“No, no. Not at all. It’s just that when I was younger, my gifts were big contradictions to me. I mean, it wasn’t something I could just talk to anyone about. From what I know…what I’ve discovered… my great grandmother from my mother’s side was a working psychic for the locals in the small town she lived in. But, she too, had to hide her gifts somewhat for fear of being labeled weird or eccentric. Even my own mother was afraid for me when she discovered I could see colors around people.”
“But this is the 1980’s now.”
She paused. “Yes, it is. But history has demonstrated that people like me weren’t always treated fairly. I believe the Salem Witch Trials is a very good example of how stupid and ignorant society can be.”
The audience loved that comment. People were whistling and clapping again.
She continued. “It’s a sad but true fact – many historians and folklorists make light of supernatural beliefs. And some scientists have dismissed them as superstition.”
“But I’ve known you now for a few years and I can testify that you see inner lights as clear and lucid as the morning light of a new day. So I say to you, it’s all right!” Simon said with conviction.
The audience clapped as she replied, “Psychic impressions are hard to verify and essentially impossible to establish scientific controls for, so it’s one of those things you can either take or leave.”
He nodded his head in agreement and then said, “For those people who aren’t familiar with the Salem Witch Trials, can you give us a short summary?” He pressed her once again.
She laughed. “Oh, for sure! The notion of witch hunts and those who were targeted were generally misfits. Meaning, they either kept to themselves, were socially awkward, or generally poor. In fact, the “witches” were innocent people who were made into suitable scapegoats by horrible citizens, parading as noble, religious people.”
“And,” she continued, “in Salem Village, rumors spread by a group of spoiled girls, led to the trials and convictions of innocent people. Twenty people were executed either by hanging or being pressed to death by large rocks.”
The audience showed their displeasure by groaning and shaking their heads. After a moment’s pause, Simon stated, “So, you haven’t always told people what you thought or saw.”
Eileen considered his comment for a moment. “No. No, I haven’t. But in these last few years, I’ve been more open to having conversations with others regarding my gifts. I guess one could say that I broke out – out of my shadow.” She leaned into him, and folded her arms over her chest. She laughed. “I know you like mystery.”
He shifted in his seat. “Yes, I do. And, you my dear, can sometimes be a mysterious person. Tell me this – was there one prophetic moment in your childhood, one that pointed to the empowered woman you have become?”

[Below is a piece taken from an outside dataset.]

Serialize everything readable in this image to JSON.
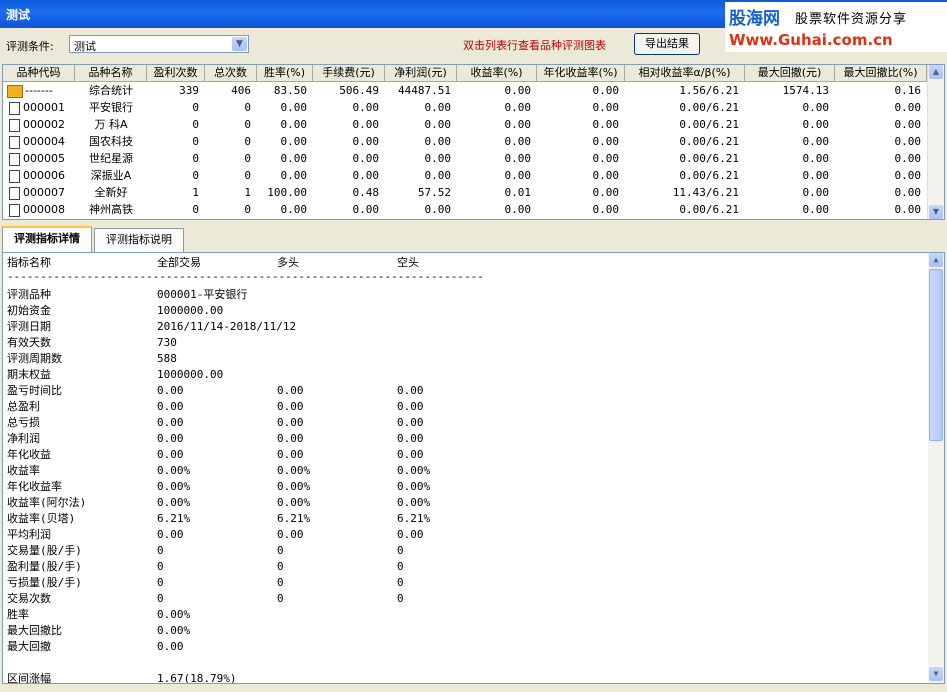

She thought for a moment and then replied, “I don’t remember this, but my mother told me that when I was about three years old, my grandfather was sitting on our front porch with us and I looked up at him and asked him why there was a dark color around his head. I understand he laughed and shrugged his shoulders. I believe he died of a heart attack the next month.”

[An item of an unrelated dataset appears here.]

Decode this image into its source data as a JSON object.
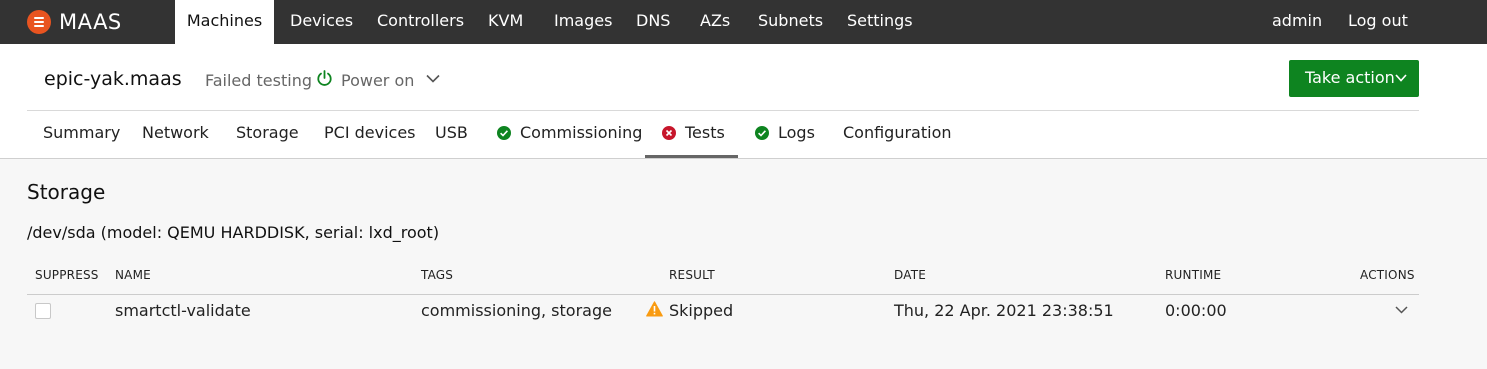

The audience groaned and Simon commented, “I’m just betting the audience would love to ask you some questions.”
He rose, grabbed the microphone with his hand, walked to the aisle, and headed to the noisy crowd. His perfectly tailored suit was taut across the muscles of his back.
Eileen frowned just for a moment. Here we go again... I always have to prove myself. Just like before, yesterday once more. But, it’s all good in the end, and I keep promoting myself, so, here goes.
Quick to appreciate the potential for great ratings, Eileen caught Simon’s eye and gave him the nod to proceed. Simon stopped for a moment, folded his arms across his chest, microphone in hand and looked the audience over. This is gonna be great. She’s never let me down yet…what a way to bring in the New Year.